TASK REQUIREMENTS –
Report all lines in the records that hold the string "value".

DATA PROVIDED –
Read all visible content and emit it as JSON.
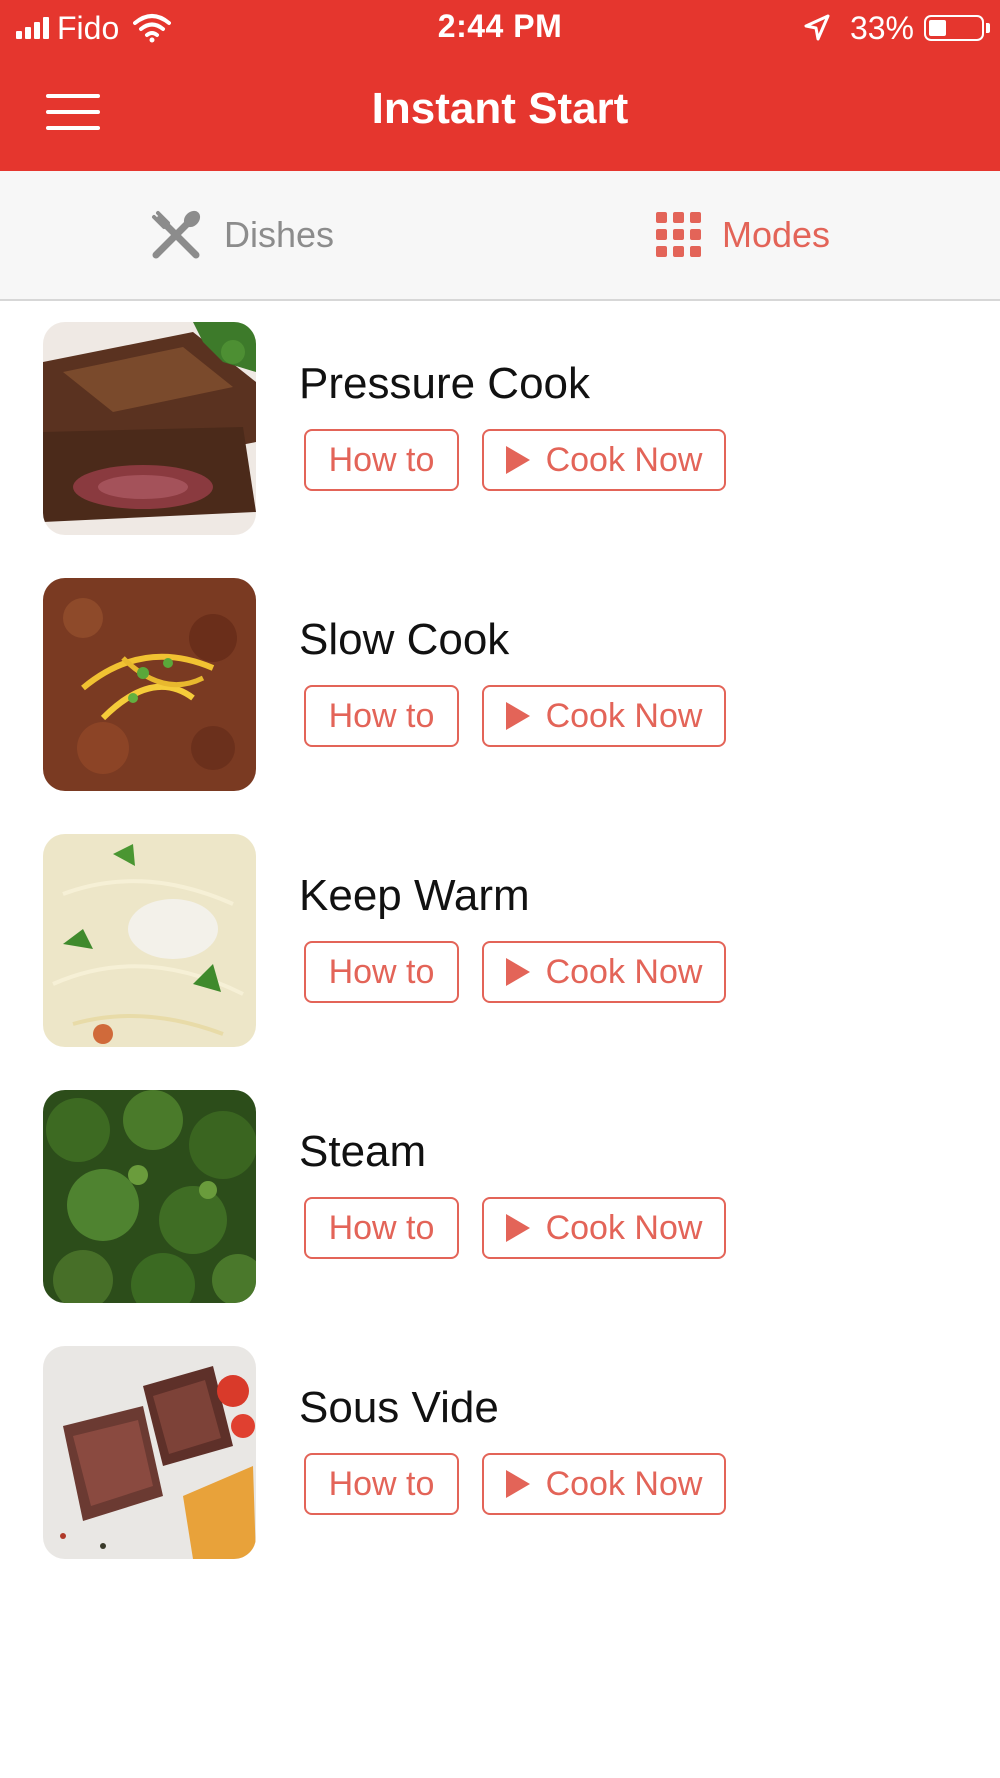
{
  "status_bar": {
    "carrier": "Fido",
    "time": "2:44 PM",
    "battery_percent": "33%",
    "battery_level": 0.33
  },
  "nav": {
    "title": "Instant Start"
  },
  "tabs": [
    {
      "label": "Dishes",
      "icon": "fork-spoon-icon",
      "active": false
    },
    {
      "label": "Modes",
      "icon": "grid-icon",
      "active": true
    }
  ],
  "modes": [
    {
      "name": "Pressure Cook",
      "how_to_label": "How to",
      "cook_now_label": "Cook Now",
      "thumbnail": "ribs"
    },
    {
      "name": "Slow Cook",
      "how_to_label": "How to",
      "cook_now_label": "Cook Now",
      "thumbnail": "chili"
    },
    {
      "name": "Keep Warm",
      "how_to_label": "How to",
      "cook_now_label": "Cook Now",
      "thumbnail": "noodle-soup"
    },
    {
      "name": "Steam",
      "how_to_label": "How to",
      "cook_now_label": "Cook Now",
      "thumbnail": "broccoli"
    },
    {
      "name": "Sous Vide",
      "how_to_label": "How to",
      "cook_now_label": "Cook Now",
      "thumbnail": "steak"
    }
  ],
  "colors": {
    "header": "#e5362e",
    "accent": "#e36458",
    "tab_bar": "#f7f7f7",
    "inactive_tab": "#8c8c8c"
  }
}
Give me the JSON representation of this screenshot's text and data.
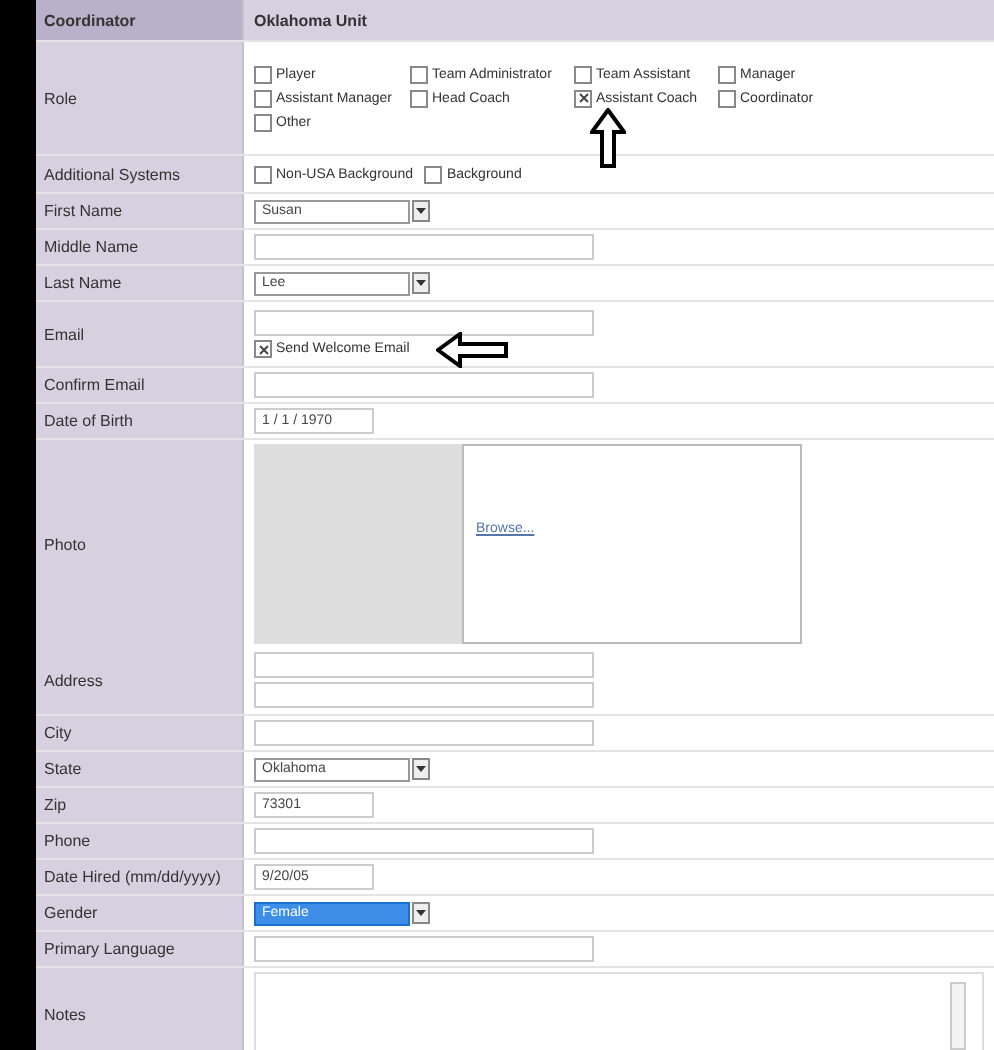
{
  "header": {
    "label": "Coordinator",
    "value": "Oklahoma Unit"
  },
  "rows": [
    {
      "kind": "checkboxes",
      "label": "Role",
      "options": [
        {
          "label": "Player",
          "checked": false
        },
        {
          "label": "Team Administrator",
          "checked": false
        },
        {
          "label": "Team Assistant",
          "checked": false
        },
        {
          "label": "Manager",
          "checked": false
        },
        {
          "label": "Assistant Manager",
          "checked": false
        },
        {
          "label": "Head Coach",
          "checked": false
        },
        {
          "label": "Assistant Coach",
          "checked": true
        },
        {
          "label": "Coordinator",
          "checked": false
        },
        {
          "label": "Other",
          "checked": false
        }
      ]
    },
    {
      "kind": "checkboxes",
      "label": "Additional Systems",
      "options": [
        {
          "label": "Non-USA Background",
          "checked": false
        },
        {
          "label": "Background",
          "checked": false
        }
      ]
    },
    {
      "kind": "select",
      "label": "First Name",
      "value": "Susan"
    },
    {
      "kind": "text",
      "label": "Middle Name"
    },
    {
      "kind": "select",
      "label": "Last Name",
      "value": "Lee"
    },
    {
      "kind": "email",
      "label": "Email",
      "option": {
        "label": "Send Welcome Email",
        "checked": true
      }
    },
    {
      "kind": "text",
      "label": "Confirm Email"
    },
    {
      "kind": "text",
      "label": "Date of Birth",
      "value": "1 / 1 / 1970"
    },
    {
      "kind": "photo",
      "label": "Photo",
      "link": "Browse..."
    },
    {
      "kind": "address",
      "label": "Address"
    },
    {
      "kind": "text",
      "label": "City"
    },
    {
      "kind": "select",
      "label": "State",
      "value": "Oklahoma"
    },
    {
      "kind": "text",
      "label": "Zip",
      "value": "73301"
    },
    {
      "kind": "text",
      "label": "Phone"
    },
    {
      "kind": "text",
      "label": "Date Hired (mm/dd/yyyy)",
      "value": "9/20/05"
    },
    {
      "kind": "select",
      "label": "Gender",
      "value": "Female",
      "selected": true
    },
    {
      "kind": "text",
      "label": "Primary Language"
    },
    {
      "kind": "textarea",
      "label": "Notes"
    }
  ]
}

REPLY TO THE EXERCISE –
    "value": "Oklahoma Unit"
      "value": "Susan"
      "value": "Lee"
      "value": "1 / 1 / 1970"
      "value": "Oklahoma"
      "value": "73301"
      "value": "9/20/05"
      "value": "Female",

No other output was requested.